▶ Exercise details
Line filter on the word "title": copy each matching line from the entries.

▶ Element data from apps and pages
____________

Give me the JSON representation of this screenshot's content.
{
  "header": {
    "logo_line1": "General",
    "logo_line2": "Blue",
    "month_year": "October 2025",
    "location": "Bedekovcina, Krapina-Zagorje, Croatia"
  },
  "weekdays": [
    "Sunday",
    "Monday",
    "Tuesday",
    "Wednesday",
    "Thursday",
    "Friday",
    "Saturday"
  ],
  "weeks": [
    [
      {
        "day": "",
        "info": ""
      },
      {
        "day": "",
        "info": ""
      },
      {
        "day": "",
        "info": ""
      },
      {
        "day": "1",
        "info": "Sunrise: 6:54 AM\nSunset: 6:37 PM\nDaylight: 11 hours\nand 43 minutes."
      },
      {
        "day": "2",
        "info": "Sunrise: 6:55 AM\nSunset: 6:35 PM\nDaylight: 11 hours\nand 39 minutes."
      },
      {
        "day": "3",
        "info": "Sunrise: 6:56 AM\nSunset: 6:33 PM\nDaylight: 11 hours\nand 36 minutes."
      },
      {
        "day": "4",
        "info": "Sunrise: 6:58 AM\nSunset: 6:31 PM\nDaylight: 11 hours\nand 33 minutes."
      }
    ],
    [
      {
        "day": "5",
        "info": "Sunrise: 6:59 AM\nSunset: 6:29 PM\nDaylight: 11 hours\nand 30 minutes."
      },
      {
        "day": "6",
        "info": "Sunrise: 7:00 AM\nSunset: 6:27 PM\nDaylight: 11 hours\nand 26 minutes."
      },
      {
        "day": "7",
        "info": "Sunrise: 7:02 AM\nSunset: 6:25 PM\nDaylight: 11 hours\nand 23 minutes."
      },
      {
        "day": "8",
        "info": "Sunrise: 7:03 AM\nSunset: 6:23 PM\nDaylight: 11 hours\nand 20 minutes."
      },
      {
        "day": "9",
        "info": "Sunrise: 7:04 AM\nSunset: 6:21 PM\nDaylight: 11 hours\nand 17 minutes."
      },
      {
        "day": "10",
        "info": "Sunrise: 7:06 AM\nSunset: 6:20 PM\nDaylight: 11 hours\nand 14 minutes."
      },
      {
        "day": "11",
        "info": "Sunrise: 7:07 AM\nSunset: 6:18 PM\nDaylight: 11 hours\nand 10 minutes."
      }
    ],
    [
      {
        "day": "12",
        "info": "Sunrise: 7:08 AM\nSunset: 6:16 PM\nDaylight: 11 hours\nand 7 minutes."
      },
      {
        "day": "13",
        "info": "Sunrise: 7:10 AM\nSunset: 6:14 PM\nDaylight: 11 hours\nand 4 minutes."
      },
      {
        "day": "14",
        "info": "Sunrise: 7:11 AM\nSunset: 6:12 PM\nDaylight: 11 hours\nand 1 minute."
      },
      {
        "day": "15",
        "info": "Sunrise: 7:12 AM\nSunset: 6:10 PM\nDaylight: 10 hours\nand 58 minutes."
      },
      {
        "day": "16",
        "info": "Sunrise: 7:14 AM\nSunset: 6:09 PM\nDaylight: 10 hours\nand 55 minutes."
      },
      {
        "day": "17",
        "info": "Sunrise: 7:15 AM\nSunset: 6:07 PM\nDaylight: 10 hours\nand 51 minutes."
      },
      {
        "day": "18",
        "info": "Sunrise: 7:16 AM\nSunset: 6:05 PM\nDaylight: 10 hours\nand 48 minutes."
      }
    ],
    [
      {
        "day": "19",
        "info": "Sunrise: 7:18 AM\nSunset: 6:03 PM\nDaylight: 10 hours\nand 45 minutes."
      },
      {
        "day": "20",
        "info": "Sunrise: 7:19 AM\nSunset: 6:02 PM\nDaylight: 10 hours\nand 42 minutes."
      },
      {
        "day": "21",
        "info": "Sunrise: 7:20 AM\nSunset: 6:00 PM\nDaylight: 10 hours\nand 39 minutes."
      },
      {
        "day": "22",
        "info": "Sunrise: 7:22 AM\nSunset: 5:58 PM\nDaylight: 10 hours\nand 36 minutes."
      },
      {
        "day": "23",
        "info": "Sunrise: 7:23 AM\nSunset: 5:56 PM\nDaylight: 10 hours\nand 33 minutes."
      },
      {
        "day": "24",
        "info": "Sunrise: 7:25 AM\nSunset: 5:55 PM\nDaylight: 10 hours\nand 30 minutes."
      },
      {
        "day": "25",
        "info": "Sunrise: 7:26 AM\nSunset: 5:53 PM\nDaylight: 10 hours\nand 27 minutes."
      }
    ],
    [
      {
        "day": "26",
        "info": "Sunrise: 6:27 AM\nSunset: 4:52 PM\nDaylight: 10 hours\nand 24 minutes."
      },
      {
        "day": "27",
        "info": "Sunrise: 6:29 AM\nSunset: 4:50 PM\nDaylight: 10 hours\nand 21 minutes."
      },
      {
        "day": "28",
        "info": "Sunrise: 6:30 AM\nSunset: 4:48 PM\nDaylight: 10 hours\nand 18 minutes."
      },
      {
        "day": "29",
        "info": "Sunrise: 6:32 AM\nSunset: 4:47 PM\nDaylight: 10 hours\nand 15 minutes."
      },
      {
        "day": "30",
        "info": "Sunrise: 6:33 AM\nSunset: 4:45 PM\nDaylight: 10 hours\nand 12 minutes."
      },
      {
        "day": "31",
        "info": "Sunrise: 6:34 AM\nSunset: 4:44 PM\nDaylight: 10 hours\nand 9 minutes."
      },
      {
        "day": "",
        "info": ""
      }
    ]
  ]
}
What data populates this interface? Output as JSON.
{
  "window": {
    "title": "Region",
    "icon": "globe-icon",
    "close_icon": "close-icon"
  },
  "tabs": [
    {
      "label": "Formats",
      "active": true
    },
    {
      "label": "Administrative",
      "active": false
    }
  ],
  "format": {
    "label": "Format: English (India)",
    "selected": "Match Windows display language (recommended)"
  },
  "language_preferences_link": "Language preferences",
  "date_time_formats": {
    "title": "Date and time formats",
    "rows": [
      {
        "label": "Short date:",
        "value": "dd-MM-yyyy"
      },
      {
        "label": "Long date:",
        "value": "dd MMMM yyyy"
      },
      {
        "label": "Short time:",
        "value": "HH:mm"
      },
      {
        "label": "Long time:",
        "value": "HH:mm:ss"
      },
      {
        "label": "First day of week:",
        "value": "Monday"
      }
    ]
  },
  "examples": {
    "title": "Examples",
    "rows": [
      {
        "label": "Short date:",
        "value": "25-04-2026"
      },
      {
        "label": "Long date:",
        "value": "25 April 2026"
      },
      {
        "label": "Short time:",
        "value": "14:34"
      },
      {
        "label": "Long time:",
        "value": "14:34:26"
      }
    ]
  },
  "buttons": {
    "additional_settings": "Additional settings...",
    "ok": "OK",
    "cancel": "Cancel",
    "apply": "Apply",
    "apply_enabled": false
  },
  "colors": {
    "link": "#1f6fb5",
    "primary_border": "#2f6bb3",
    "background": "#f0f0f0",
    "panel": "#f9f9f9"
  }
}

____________

▶ Response area
    "title": "Region",
    "title": "Date and time formats",
    "title": "Examples",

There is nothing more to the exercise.